I take the bus now (even if I don’t know the destination of the bus) just so I can see trees in motion. It’s so cool to see the trees closest to me move past me while the images in the distance stay still. I can’t recall how things looked before, but it was different. Dr. K says that I’m seeing the trees in motion on the street as I should be. I noticed this arboreal motion effect while driving on a street near my house. As I drove, it felt as though the trees were a canopy moving above me and opening up as I drove in the middle of them. It was hard to stay focused on the road because it was so beautiful to see the trees open up above me and feel the road move under me that I realized that I’d either have to ask someone to drive me around or I’d have to take the bus. I didn’t want to talk or listen to music, I just wanted to admire the trees. So finding someone to drive me around in silence seemed unlikely.
My binocular vision is activated while I am in motion; no surprise there as I am a traveler.
I like to walk a lot in silence and admire trees. It feels as though tree branches are just sticking out at me. When the wind blows, the full tree branches look like some underwater plant moving in the water. (See picture below.)
It’s a very isolating experience because I haven’t found anyone locally who shares my fascination for staring at trees. I walk around with my head pointed upwards to admire the arboreal splendor. I probably look like I am on drugs or am delirious:)
I’m also noticing spiderwebs everywhere. When walking into my dad’s shed a month or so ago, I was taken aback by all the spiderwebs and how complex they were. Now I see them at the park, especially on bushes. During one walk in the park, I stopped, picked up a stick and unraveled the webs on the bushes and plants iI saw. I bet the people walking by thought I was a freak of some sort because nobody else, besides young kids, would be having fun breaking apart spiderwebs. Today, as I was walking, I got caught in a web in progress. I was amazed by the spider I saw moving in the air, suspended by nothing.
Spiderwebs: my new visual discovery
Recently a friend from Germany wrote to me asking how I was doing and commented that I hadn’t written in a while. She suspected that I was feeling down because she and a mutual friend of ours recently got married and another mutual friend is planning on wedding soon. The last time we had spoken I told her that I felt like my life was slow and uneventful compared to the non-vision therapy existence of other people who have tangible things to share.
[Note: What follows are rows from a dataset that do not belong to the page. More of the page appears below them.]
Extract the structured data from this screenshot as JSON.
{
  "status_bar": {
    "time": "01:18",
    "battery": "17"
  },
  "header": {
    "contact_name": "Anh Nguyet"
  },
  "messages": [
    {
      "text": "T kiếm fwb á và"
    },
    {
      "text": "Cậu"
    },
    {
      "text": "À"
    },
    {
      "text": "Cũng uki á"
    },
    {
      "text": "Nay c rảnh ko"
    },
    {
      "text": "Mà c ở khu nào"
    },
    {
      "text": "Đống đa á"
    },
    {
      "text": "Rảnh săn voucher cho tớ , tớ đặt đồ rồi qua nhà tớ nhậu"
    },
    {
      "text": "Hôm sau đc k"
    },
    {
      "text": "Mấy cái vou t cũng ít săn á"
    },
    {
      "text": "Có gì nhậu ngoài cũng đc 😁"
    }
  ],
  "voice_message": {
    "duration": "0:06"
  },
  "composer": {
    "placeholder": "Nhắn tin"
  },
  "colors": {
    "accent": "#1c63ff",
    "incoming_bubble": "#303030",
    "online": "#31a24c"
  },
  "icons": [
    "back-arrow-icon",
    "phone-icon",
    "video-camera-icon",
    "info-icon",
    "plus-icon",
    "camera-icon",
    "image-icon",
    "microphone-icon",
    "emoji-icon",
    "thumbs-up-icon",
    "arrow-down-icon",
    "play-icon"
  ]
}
It’s true, I don’t feel like I have much to share with people because my life revolves around my eyes and few people can appreciate how cool it is for me to suddenly admire the work of spiders. I sound like a 6 yr old.
“What’s new in your life?” someone asks.
“Oh, I found this cool tree near my house and I stare at it and then look at the spider webs nearby.”
I am tearing up as I write this because I truly feel isolated. I’ve been to two baby showers in the past 6 weeks and I’ve not only found out that baby showers are lame and boring, but I find it hard to rejoice in someone else’s euphoria of becoming a mom when I feel like I am becoming a child again myself and couldn’t care less about cribs, bottle drying racks and the like.